• Hair Loss Treatments

    The desire to avoid hair loss is not confined to our time. In ancient Egypt, men used to rub fat from crocodiles, snakes, lions, and other animals on their head in hopes of preventing or treating hair loss. Julius Caesar and Napoleon also experienced hair loss and tried to conceal it by growing their hair long in the back and combing it forward over their heads. Today, this motivation to avoid balding is still evident.

    There are many available hair loss remedies that include creams, vitamins, hormones, wigs, hairpieces, hair transplants, and scalp-reduction procedures. A report filed recently by the FDA stated that in a nine year time-span, about 300,000 hair loss treatment products claiming to help hair regrowth were investigated.

    Non-surgical treatment options also include hair additions such as hair weaves, hairpieces and toupees. These devices are made of human hair, synthetic fibers or a combination of both. Constructed in a variety of ways, these hair loss aides can give you the look of having a full, natural head of hair without the expense of costly surgeries or expensive medicines.

    If typical hair loss treatment products aimed to slow down or stop hair loss are ineffective and you have the time and money, there are surgical treatments for hair-loss. Hair transplant surgery is costly and sometimes painful. During surgery, healthy hair follicles are taken from the back and sides of the head and transplanted onto other areas of the scalp where they replace dead follicles. This treatment option typically takes from one to two years to be complete and can have mixed results. It is best to talk to and meet people treated by the doctor you are seeing so you can be sure the results are similar to your expectations before going through with the treatment.
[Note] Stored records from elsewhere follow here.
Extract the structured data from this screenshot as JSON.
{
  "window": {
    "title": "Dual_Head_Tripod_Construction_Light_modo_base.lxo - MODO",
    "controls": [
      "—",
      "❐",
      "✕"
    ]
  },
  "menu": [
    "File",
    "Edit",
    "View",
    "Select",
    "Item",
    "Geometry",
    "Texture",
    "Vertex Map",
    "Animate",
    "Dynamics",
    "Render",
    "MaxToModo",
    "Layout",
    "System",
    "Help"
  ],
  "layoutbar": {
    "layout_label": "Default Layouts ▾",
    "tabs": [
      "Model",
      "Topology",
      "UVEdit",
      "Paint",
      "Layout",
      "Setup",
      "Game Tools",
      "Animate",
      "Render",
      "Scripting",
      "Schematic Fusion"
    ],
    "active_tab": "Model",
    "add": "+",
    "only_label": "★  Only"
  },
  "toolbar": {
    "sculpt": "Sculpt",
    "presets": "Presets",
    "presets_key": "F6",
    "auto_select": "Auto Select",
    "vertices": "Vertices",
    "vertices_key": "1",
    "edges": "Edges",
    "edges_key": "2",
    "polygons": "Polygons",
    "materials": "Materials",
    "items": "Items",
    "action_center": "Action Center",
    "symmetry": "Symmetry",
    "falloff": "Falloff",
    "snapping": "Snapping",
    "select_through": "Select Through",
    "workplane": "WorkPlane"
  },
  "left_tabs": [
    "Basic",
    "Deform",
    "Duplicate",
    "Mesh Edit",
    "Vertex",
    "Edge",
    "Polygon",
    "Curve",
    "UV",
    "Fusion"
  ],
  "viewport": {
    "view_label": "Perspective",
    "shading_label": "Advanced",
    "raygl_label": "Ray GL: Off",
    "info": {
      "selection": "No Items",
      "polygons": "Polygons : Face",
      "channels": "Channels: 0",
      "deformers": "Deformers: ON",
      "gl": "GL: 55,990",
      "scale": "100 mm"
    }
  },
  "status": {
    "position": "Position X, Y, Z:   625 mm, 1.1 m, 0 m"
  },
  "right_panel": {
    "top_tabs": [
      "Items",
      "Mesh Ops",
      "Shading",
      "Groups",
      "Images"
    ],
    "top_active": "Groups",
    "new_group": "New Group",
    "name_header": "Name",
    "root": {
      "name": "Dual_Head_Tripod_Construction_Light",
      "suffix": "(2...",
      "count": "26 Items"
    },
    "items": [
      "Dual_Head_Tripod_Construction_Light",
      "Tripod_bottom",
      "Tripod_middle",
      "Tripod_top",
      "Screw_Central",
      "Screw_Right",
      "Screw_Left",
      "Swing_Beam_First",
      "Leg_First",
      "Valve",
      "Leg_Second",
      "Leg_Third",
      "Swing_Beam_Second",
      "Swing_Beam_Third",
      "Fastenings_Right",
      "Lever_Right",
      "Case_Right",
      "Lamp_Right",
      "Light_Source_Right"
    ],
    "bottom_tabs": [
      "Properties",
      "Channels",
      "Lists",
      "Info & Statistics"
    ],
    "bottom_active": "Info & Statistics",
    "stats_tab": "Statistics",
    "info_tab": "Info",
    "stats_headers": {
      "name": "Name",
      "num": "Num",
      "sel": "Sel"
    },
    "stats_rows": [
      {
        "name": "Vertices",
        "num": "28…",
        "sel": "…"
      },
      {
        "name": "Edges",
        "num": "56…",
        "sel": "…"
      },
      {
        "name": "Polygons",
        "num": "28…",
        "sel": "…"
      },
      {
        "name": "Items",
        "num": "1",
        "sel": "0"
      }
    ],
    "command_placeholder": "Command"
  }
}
    Technically known as alopecia, baldness means thinning or loss of hair as a result of illness, functional disorder, or hereditary disposition. There could be many types of baldness, major among these are patches of baldness getting usually grow back, rapid shedding after childbirth, fever, or sudden weight loss and thinning from tight braids or ponytails.